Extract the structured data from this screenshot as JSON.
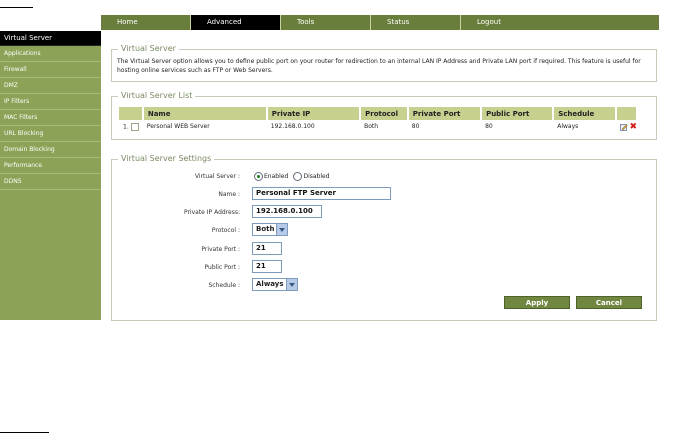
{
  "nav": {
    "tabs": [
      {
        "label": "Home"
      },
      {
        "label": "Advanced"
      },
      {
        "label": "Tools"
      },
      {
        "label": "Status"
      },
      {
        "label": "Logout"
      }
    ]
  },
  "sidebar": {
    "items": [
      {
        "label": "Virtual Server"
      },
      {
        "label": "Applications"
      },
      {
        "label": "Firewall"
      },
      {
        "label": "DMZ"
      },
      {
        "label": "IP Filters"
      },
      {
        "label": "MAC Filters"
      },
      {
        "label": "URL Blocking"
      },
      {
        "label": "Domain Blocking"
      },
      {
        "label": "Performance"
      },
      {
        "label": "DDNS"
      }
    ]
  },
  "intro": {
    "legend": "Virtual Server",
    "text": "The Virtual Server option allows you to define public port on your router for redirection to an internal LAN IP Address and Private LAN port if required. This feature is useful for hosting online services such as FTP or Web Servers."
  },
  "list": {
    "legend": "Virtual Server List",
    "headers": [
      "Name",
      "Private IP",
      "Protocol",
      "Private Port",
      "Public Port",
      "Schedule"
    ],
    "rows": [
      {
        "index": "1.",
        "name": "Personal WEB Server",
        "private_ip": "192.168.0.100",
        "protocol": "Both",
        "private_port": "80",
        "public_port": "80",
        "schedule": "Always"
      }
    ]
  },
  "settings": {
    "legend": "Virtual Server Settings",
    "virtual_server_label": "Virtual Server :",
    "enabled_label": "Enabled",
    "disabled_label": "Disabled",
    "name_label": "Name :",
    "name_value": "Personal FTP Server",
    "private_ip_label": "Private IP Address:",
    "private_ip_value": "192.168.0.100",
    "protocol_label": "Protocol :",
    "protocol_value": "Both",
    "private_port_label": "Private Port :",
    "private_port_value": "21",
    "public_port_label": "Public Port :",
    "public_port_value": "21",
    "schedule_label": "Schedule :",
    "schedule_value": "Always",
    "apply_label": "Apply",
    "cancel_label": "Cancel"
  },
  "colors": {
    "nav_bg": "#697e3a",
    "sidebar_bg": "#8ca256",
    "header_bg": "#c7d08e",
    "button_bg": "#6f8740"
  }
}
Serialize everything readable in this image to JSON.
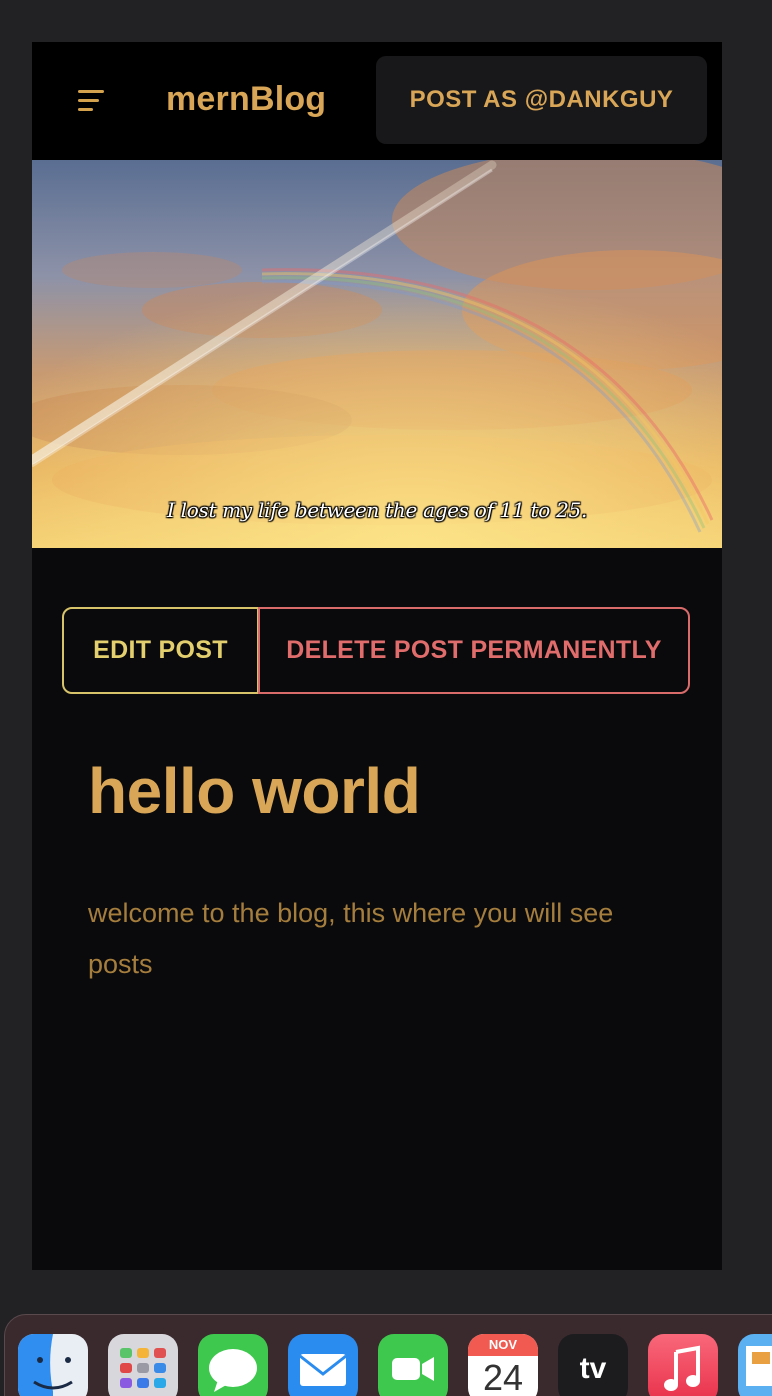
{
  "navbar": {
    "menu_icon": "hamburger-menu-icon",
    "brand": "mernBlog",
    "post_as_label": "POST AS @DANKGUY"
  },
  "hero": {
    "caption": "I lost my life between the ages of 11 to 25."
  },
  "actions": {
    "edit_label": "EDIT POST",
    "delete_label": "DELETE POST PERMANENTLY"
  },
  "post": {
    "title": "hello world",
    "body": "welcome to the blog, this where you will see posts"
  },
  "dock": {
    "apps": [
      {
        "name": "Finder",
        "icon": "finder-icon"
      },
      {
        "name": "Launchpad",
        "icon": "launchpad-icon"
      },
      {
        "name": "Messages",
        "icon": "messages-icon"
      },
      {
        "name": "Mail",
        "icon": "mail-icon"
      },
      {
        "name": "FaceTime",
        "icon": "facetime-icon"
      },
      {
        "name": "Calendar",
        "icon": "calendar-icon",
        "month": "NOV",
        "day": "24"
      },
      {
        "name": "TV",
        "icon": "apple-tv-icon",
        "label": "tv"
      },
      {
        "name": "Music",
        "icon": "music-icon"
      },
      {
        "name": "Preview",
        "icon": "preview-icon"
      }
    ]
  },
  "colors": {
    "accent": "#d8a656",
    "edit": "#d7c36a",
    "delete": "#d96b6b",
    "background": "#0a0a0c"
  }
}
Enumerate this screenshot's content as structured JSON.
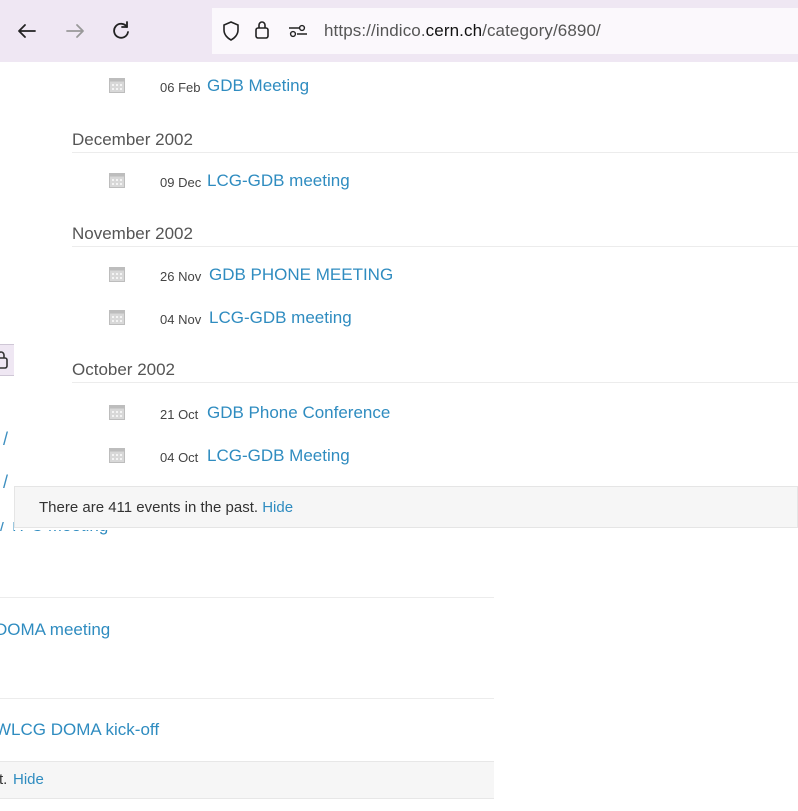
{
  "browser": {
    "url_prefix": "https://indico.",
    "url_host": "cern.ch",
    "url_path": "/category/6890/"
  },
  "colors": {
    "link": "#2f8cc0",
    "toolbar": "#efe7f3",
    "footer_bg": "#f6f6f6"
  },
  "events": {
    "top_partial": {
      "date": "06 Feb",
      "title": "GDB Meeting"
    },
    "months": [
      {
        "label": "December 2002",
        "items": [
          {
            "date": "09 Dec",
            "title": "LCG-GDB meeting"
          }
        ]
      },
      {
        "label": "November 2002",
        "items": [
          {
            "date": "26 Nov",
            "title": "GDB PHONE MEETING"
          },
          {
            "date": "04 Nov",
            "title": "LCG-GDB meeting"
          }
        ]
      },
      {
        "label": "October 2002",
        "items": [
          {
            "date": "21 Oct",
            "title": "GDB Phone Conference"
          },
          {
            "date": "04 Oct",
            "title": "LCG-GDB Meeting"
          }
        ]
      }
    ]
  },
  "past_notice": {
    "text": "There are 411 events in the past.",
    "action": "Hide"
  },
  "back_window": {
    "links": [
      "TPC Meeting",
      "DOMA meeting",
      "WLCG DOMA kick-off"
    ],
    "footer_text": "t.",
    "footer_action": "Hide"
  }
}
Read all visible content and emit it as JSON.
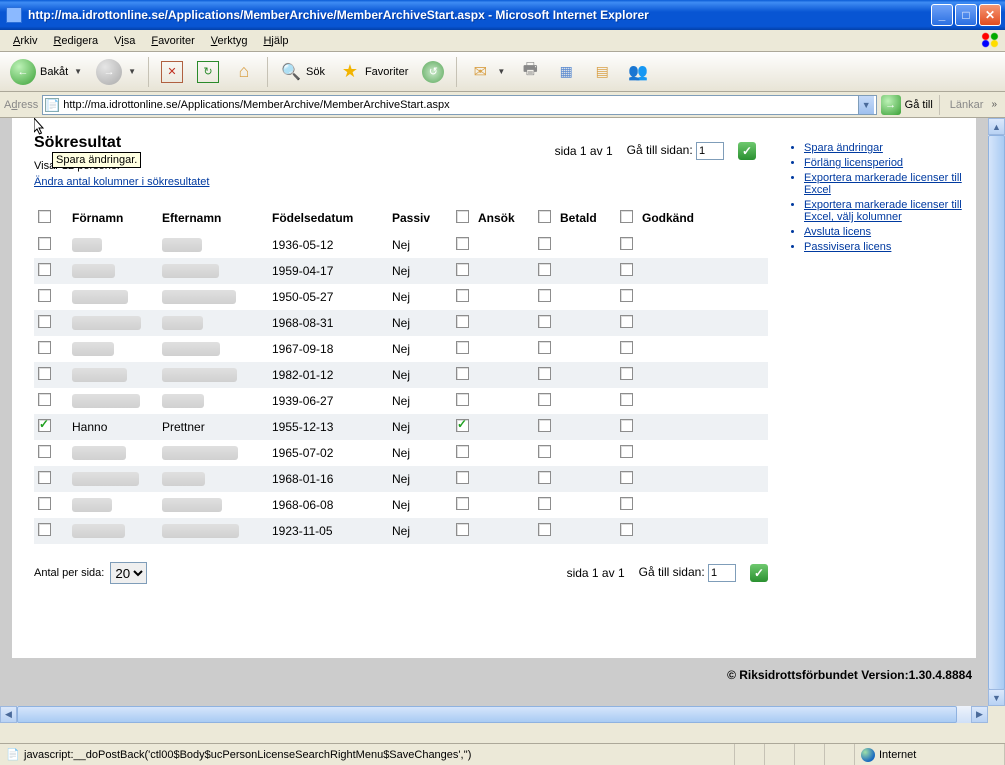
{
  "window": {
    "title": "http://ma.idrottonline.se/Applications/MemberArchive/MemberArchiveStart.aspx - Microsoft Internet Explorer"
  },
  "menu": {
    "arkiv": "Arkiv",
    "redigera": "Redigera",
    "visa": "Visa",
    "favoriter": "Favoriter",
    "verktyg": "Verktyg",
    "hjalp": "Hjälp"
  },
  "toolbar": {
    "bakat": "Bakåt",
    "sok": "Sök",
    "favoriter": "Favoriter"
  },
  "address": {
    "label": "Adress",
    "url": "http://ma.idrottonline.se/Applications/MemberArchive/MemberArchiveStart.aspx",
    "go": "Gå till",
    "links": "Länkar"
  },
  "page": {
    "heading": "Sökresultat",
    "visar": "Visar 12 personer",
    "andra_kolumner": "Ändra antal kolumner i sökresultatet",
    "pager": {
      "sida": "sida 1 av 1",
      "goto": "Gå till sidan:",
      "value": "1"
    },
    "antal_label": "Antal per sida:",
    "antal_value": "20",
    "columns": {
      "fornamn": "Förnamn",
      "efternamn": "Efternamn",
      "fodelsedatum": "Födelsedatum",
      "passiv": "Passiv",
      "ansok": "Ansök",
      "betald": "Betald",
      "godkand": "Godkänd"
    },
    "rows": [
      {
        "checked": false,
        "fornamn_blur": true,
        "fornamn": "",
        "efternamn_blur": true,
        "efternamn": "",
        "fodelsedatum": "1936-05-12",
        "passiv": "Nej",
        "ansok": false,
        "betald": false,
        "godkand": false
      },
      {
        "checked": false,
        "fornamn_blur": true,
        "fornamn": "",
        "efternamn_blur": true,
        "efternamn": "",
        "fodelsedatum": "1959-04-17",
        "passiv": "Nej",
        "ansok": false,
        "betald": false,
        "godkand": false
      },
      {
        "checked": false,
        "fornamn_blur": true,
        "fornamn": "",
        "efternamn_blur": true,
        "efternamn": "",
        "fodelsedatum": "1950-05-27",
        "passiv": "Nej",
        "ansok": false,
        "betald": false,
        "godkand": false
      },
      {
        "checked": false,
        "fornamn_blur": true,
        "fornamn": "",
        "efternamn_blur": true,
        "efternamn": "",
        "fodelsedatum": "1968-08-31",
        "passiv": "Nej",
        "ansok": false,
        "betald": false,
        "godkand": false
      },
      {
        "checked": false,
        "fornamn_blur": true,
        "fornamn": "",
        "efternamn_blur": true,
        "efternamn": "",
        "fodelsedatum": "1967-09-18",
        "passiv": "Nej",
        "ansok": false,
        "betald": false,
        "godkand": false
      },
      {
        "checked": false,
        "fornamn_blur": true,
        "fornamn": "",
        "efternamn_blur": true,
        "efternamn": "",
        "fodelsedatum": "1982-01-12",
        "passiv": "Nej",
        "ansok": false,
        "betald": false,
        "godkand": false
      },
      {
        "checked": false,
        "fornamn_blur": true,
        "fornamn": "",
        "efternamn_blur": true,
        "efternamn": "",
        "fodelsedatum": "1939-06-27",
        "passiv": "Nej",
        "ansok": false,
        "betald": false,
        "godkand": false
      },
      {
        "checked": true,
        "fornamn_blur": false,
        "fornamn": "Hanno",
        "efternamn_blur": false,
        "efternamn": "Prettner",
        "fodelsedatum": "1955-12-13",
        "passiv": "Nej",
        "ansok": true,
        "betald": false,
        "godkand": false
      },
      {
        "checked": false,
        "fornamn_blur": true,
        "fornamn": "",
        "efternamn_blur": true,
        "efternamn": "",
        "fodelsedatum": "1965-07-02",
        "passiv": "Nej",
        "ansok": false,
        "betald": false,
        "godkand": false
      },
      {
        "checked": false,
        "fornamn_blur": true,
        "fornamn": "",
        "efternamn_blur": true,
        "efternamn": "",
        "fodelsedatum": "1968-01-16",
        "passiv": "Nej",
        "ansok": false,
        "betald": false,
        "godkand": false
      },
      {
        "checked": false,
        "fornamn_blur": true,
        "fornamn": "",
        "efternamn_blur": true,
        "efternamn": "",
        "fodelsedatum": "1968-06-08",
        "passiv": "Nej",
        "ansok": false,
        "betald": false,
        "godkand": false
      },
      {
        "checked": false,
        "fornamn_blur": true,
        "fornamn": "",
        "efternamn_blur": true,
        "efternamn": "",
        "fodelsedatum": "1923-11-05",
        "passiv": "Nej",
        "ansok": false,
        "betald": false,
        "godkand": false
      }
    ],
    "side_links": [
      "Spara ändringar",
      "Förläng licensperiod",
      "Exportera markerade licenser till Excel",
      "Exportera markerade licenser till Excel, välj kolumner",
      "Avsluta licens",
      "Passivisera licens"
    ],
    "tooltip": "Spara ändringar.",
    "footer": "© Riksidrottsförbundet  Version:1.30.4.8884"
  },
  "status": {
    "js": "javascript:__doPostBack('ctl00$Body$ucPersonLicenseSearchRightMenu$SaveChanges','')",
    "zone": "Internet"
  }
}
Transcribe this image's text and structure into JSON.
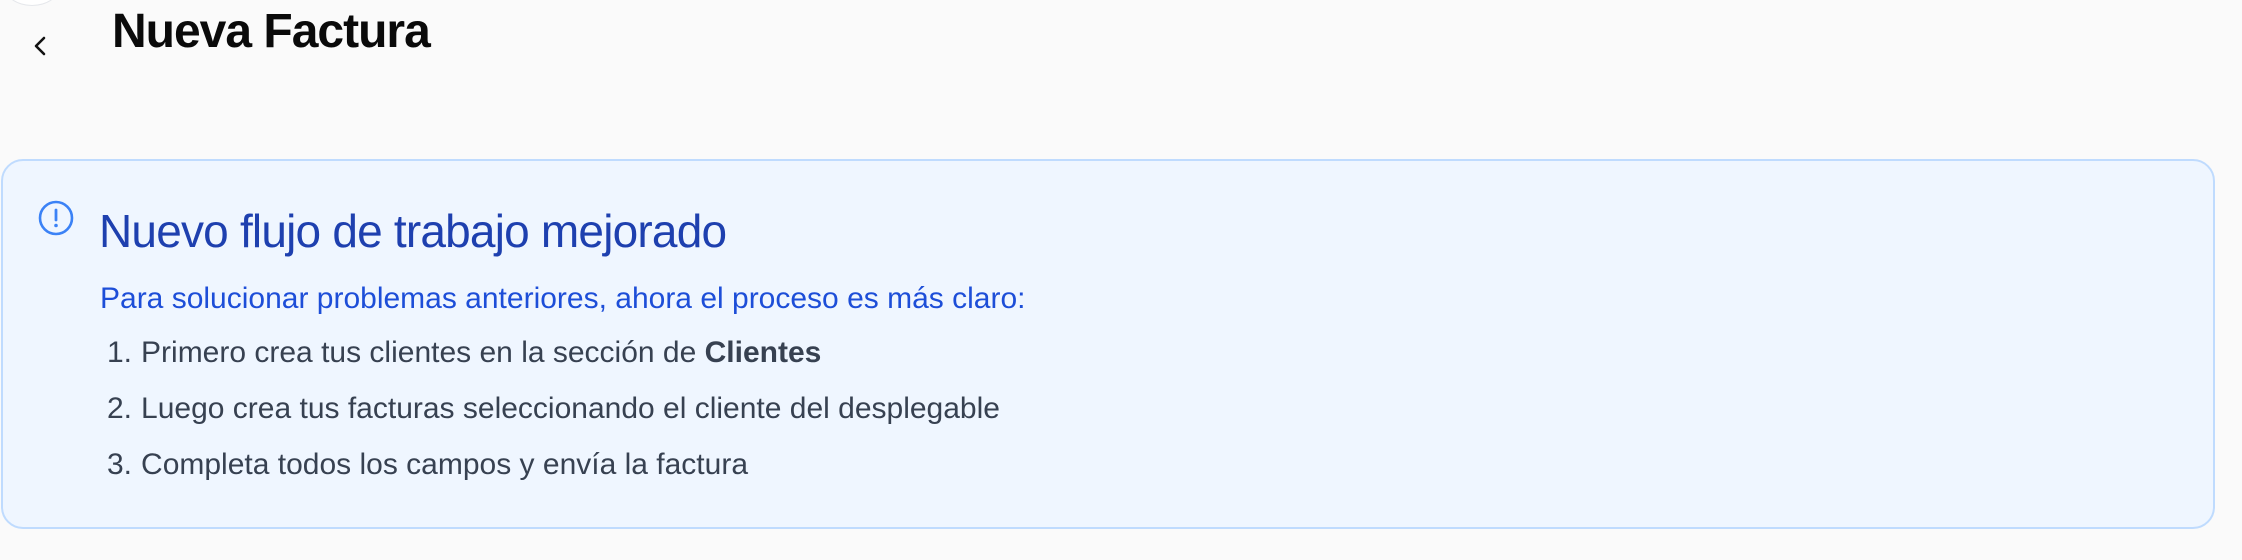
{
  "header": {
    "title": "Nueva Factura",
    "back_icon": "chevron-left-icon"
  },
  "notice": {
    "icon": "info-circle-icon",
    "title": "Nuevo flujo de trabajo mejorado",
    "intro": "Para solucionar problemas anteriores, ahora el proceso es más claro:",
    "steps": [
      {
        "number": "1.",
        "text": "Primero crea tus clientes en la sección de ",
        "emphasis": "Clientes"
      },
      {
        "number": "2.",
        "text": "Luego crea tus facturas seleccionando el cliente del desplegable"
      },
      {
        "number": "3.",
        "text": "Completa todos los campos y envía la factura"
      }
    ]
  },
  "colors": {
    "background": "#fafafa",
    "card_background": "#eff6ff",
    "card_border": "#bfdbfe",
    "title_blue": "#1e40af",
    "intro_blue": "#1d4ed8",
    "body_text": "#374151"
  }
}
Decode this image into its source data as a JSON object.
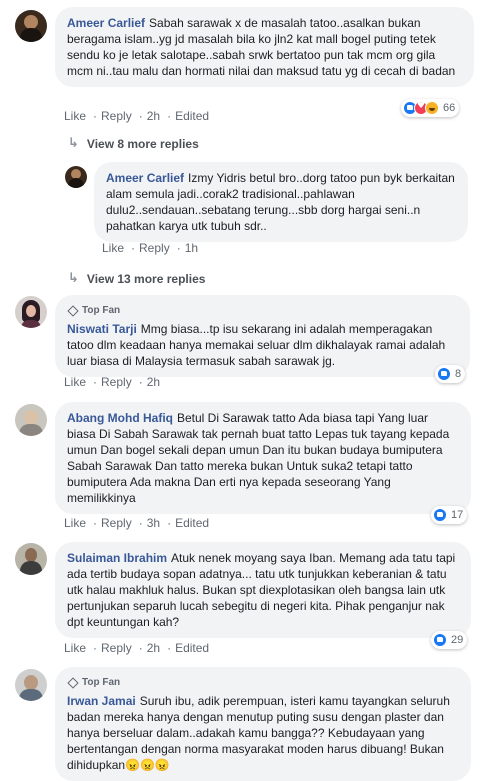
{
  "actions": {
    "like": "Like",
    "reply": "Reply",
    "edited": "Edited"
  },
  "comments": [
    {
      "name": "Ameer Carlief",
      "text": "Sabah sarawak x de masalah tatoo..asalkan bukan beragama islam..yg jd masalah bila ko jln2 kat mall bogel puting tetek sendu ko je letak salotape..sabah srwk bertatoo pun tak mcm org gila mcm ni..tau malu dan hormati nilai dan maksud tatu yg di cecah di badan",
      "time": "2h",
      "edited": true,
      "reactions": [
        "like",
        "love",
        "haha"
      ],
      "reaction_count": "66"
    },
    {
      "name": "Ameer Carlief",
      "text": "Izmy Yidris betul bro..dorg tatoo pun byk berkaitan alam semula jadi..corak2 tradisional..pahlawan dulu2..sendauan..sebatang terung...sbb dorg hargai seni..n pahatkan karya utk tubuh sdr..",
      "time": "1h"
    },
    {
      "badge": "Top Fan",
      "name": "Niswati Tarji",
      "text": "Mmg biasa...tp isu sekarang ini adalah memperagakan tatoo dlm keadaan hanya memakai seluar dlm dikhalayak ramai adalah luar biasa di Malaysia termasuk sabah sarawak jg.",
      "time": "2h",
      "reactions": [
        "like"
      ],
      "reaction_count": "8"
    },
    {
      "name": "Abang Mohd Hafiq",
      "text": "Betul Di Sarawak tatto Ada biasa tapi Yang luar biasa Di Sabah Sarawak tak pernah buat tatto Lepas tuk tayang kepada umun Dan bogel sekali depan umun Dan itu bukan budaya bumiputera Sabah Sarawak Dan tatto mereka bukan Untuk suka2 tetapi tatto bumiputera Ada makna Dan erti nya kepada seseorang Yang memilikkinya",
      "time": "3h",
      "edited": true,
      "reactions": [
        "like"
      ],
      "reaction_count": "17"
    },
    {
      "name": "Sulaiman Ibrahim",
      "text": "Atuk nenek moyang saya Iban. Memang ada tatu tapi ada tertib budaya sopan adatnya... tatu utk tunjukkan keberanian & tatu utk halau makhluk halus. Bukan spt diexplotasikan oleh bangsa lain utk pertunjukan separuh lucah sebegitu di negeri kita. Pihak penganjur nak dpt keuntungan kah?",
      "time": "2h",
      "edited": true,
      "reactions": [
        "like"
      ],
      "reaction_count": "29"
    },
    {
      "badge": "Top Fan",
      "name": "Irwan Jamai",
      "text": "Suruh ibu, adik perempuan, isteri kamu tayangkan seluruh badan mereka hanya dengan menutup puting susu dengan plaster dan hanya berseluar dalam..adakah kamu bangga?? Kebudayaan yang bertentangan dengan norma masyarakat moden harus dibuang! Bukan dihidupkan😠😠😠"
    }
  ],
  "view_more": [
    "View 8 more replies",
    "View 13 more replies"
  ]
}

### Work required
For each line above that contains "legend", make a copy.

### Response to the task
    "legend": "Virtual Server",
    "legend": "Virtual Server List",
    "legend": "Virtual Server Settings",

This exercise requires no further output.